stood before kings and saw men naked under the gold braid. Howe is a unique figure in America'a sport from a long submerged line through Franklin and Voltaire to Aristophanes. His autobiography is a grand folk tale."

Heywood Broun, in New York Telegram: "E. W. Howe writes prose of a sort to make other journalist bite his nails in envy. In 'Plain People' his account of his eary life in a semi-frontier community at the time of the Civil war is fascinating. I cannot agree with those critics who say Mr. Howe has spread out a long panorama of middle western America - he has done something enormously better than that: he has traced the development of an individual. Although this man left school for the printing office when a boy of eleven, he need not give the wall to any passing possessor of an M.A. degree: indeed, Ed. Howe would be a fitting recipient for the degree of Doctor of Current Letters."

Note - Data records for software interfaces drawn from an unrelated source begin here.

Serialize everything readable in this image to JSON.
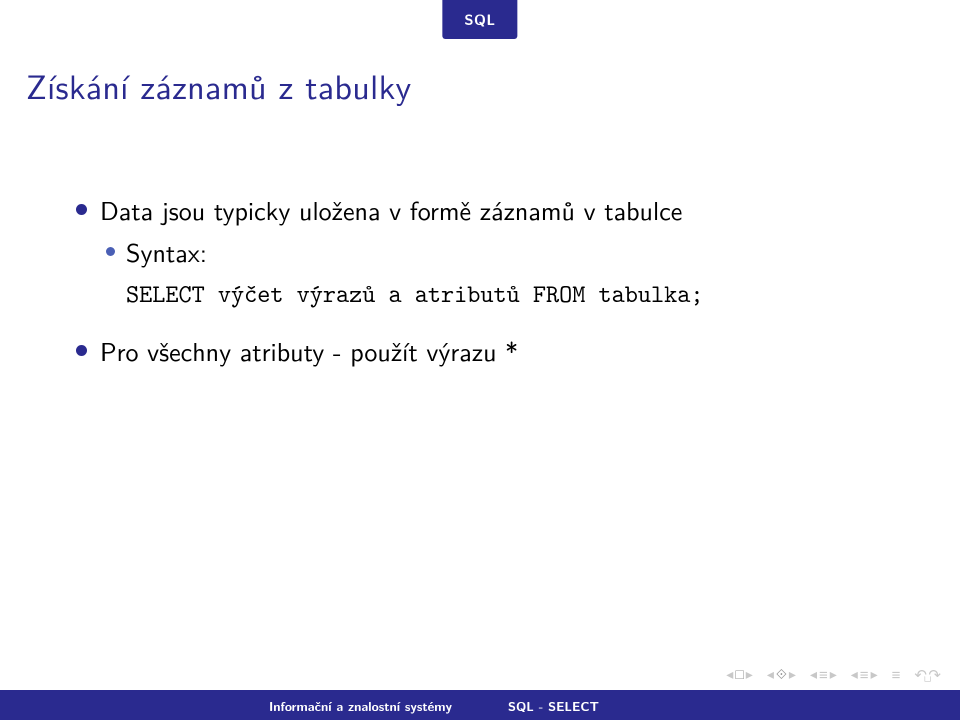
{
  "header": {
    "section_tab": "SQL"
  },
  "frametitle": "Získání záznamů z tabulky",
  "bullets": {
    "b1": "Data jsou typicky uložena v formě záznamů v tabulce",
    "b2": "Syntax:",
    "code": "SELECT výčet výrazů a atributů FROM tabulka;",
    "b3": "Pro všechny atributy - použít výrazu *"
  },
  "footer": {
    "left": "Informační a znalostní systémy",
    "right": "SQL - SELECT"
  }
}
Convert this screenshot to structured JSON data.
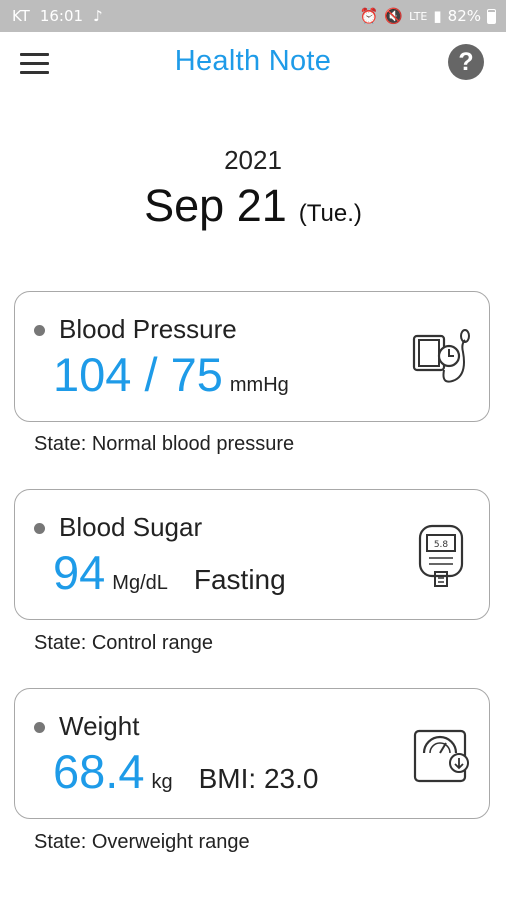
{
  "status_bar": {
    "carrier": "KT",
    "time": "16:01",
    "network": "LTE",
    "battery": "82%"
  },
  "header": {
    "title": "Health Note"
  },
  "date": {
    "year": "2021",
    "date": "Sep 21",
    "weekday": "(Tue.)"
  },
  "cards": [
    {
      "label": "Blood Pressure",
      "value": "104 / 75",
      "unit": "mmHg",
      "extra": "",
      "state": "State: Normal blood pressure",
      "icon": "blood-pressure-monitor-icon"
    },
    {
      "label": "Blood Sugar",
      "value": "94",
      "unit": "Mg/dL",
      "extra": "Fasting",
      "state": "State: Control range",
      "icon": "glucose-meter-icon",
      "meter_reading": "5.8"
    },
    {
      "label": "Weight",
      "value": "68.4",
      "unit": "kg",
      "extra": "BMI: 23.0",
      "state": "State: Overweight range",
      "icon": "weight-scale-icon"
    }
  ],
  "colors": {
    "accent": "#1e9be8",
    "status_bar": "#bdbdbd",
    "card_border": "#a8a8a8"
  }
}
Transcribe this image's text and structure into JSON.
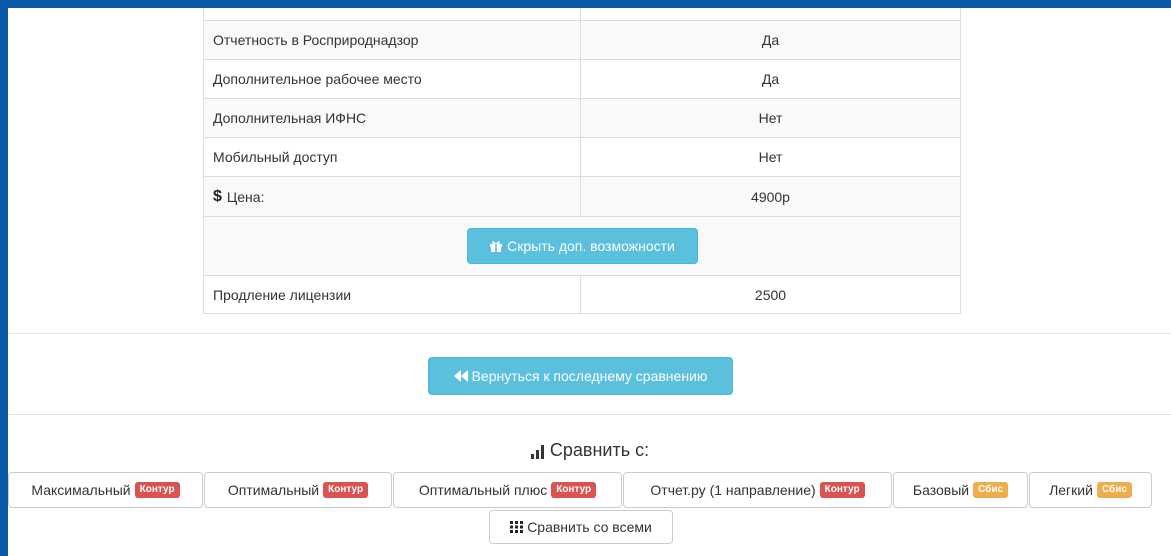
{
  "table": {
    "rows": [
      {
        "label": "Отчетность в Росприроднадзор",
        "value": "Да"
      },
      {
        "label": "Дополнительное рабочее место",
        "value": "Да"
      },
      {
        "label": "Дополнительная ИФНС",
        "value": "Нет"
      },
      {
        "label": "Мобильный доступ",
        "value": "Нет"
      }
    ],
    "price": {
      "symbol": "$",
      "label": "Цена:",
      "value": "4900р"
    },
    "hide_button": "Скрыть доп. возможности",
    "renewal": {
      "label": "Продление лицензии",
      "value": "2500"
    }
  },
  "back_button": "Вернуться к последнему сравнению",
  "compare": {
    "title": "Сравнить с:",
    "variants": [
      {
        "name": "Максимальный",
        "badge": "Контур",
        "badge_color": "#d9534f"
      },
      {
        "name": "Оптимальный",
        "badge": "Контур",
        "badge_color": "#d9534f"
      },
      {
        "name": "Оптимальный плюс",
        "badge": "Контур",
        "badge_color": "#d9534f"
      },
      {
        "name": "Отчет.ру (1 направление)",
        "badge": "Контур",
        "badge_color": "#d9534f"
      },
      {
        "name": "Базовый",
        "badge": "Сбис",
        "badge_color": "#f0ad4e"
      },
      {
        "name": "Легкий",
        "badge": "Сбис",
        "badge_color": "#f0ad4e"
      }
    ],
    "compare_all": "Сравнить со всеми"
  },
  "colors": {
    "frame": "#0b58a8",
    "info_button": "#5bc0de"
  },
  "icons": {
    "price": "dollar-icon",
    "hide": "gift-icon",
    "back": "backward-icon",
    "compare": "signal-icon",
    "all": "grid-icon"
  }
}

Boston Herald: "Nobody but Ed. Howe could have written 'Plain People.' It is autobiography with a difference. He starts quite casually on a trip that entices him into many digressions, but traverses no territory that is not interesting."

Portland (Oregon) News: "We never knew so much sense could be had for $3 as E. W. Howe has put into 'Plain People.'"

St. Louis Globe-Democrat: "All aspiring novelists and short story writers should read E. W. Howe's 'Plain People,' with notebook and pencil handy. They will find material for a dozen novels and a hundred short stories. I vote for 'Plain People' as this decade's most absorbing and most useful autobiography."

Buffalo (N.Y.) Times: "'Plain People' takes its place honorably with Mark Twain's 'Roughing It.' The book is not only Ed. Howe's story: it is the story of the west for seventy-five years. It is crowded with stories of picturesque characters, and as a raconteur, Mr.

sensitive. He has felt the lash of disapproval, and calls it just that. He has also felt the warm sun of praise, and has liked it so much that he has sacrificed all of the wildness and some of the greatness within him in order to get its directest rays. No reader of this fascinating book will be so impertinent as to say he chose wrong."

The Forum (New York): "'Plain People' is something more than the memoirs of a notable American; it is the sunny side of Main Street. Perhaps unconsciously Mr. Howe has wrought upon a thesis that many interesting people live in small towns, and that tremendously interesting things happen there. To urban eyes, accustomed to regard rural America as dreary, somnolent, uninspiring, and incapable of developing men of parts and attainments, E. W. Howe must be an amazing spectacle. Reared in a pioneer farming community of Northwest Missouri, and living fifty-two years in a Kansas town, he has held that attention and elicited the admiration of a sophisticated reading public for more than forth years. The larger experiences of life have been his in impressive numbers. From the farm he went into a country printing office at twelve; at fifteen a skilled workman, and tramping over the old West; at twenty a publisher; at twenty-eight attracting attention as the author of a great novel and newspaper paragrapher. On two occasions he circumnavigated the earth: no American living or dead, has written more interesting books of travel. He has hunted big game in the old and wild West, and been an ardent patron of symphony concerts. 'Plain People' is a graphic chronicle of Middle West habit, custom and personnel, beginning with the Civil war. This worldly wise and sophisticated man, comprehending the deeper matters which agitate those who live within the area dedicated to the intellectual and cultured is still faithful to the rolling prairies which sweep westward from the Missour riiver."